How NOT to commit dental insurance fraud!

Did you know that when the Health Insurance Portability and Accountability Act of 1996 (HIPAA) was finalized in 2003, one of the standards was Electronic Transactions and Code Sets.  In short, you can only bill for the procedure you actually performed.  Makes perfect sense, right? Then why are so many dental practices committing insurance fraud?

What exactly is considered insurance fraud? (This is not a complete list): 
  • Submitting for services that were never performed 
  • Misrepresenting the actual treatment rendered in an attempt to gain benefits 
  • Misrepresenting treatment dates in an attempt to gain benefits 
  • Billing insurance companies more for a service than what is charged on the patient's ledger 
  • Dental offices that do no charge or collect full-co-payment, deductibles or extend discounts and fail to disclose it on the submitted form 
  • Submitting claims for services performed by unlicensed individuals 
  • Misrepresenting the identities of patients, subscribers and/or providers

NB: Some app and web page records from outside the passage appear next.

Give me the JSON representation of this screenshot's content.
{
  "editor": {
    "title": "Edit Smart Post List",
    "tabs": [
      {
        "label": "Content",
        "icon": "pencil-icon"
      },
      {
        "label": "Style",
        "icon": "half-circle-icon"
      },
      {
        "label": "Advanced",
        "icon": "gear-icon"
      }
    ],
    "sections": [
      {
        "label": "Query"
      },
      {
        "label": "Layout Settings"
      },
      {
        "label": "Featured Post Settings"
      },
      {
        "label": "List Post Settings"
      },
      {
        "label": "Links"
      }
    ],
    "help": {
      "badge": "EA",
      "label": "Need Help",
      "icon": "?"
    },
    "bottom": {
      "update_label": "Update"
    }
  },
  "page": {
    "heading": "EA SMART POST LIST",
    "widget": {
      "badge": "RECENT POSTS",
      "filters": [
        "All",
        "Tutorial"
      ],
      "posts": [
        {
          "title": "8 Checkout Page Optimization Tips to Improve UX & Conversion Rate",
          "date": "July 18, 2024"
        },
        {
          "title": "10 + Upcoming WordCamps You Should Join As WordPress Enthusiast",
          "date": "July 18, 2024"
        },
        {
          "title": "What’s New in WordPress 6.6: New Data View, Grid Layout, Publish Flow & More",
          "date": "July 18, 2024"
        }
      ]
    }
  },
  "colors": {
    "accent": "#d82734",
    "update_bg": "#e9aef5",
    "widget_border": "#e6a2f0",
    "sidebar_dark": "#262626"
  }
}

According to Dr. Paul Bornstein, former chief dental consultant for Sun Life Insurance of Canada, "fraud can occur unintentionally, or occasionally to pad a practice's bottom line, but it occurs more often than dental professionals would like to admit.  However, insurance companies are utilizing scrupulous auditors and sophisticated computer software to find fraudulent billing and collect overpayments.  In the worst case scenarios, the owners and billing staff of these practices are being charged with health care fraud, being imprisoned, fined and their licenses are being revoked."
As you already know, the ADA's CDT code book's latest update was effective January 2013 and it brought 35 new, 37 revised and 12 deleted codes to it.  In the past, this code book was updated every two years.  Beginning in 2013 it will be updated annually.  Keep in mind, your practice management software (Dentrix, EagleSoft, etc.) will usually update the procedure codes when you do software updates, however, the definitions for the codes are NOT in your software.  And according to HIPAA's standard code set (as mentioned above), any claim submitted on a HIPAA standard electronic dental claim, or ADA paper claim MUST use dental procedure codes from the version of the CDT Code in effect on the date of service.
Any time there is an update in the CDT code book, the doctor and the billing team should read the book looking for changes, additions or deletions in the descriptions of the codes to ensure you are billing correctly.  This book should not be kept locked away in a cabinet, it should be easily accessible to anyone who is posting procedures to patient accounts/ledgers.
We have found on many occasions that the doctor or hygienist rely on the administrative team to tell them which code should be billed out, but in reality, if the administrative team member was not in the operatory or does not know exactly what was performed on the patient, they could be providing the clinicians with the incorrect information inadvertently.
Training on coding updates is a great topic for one of your team meetings!  If you would like additional training or if you have any questions, please contact Amy or Michelle at 508-697-7318 or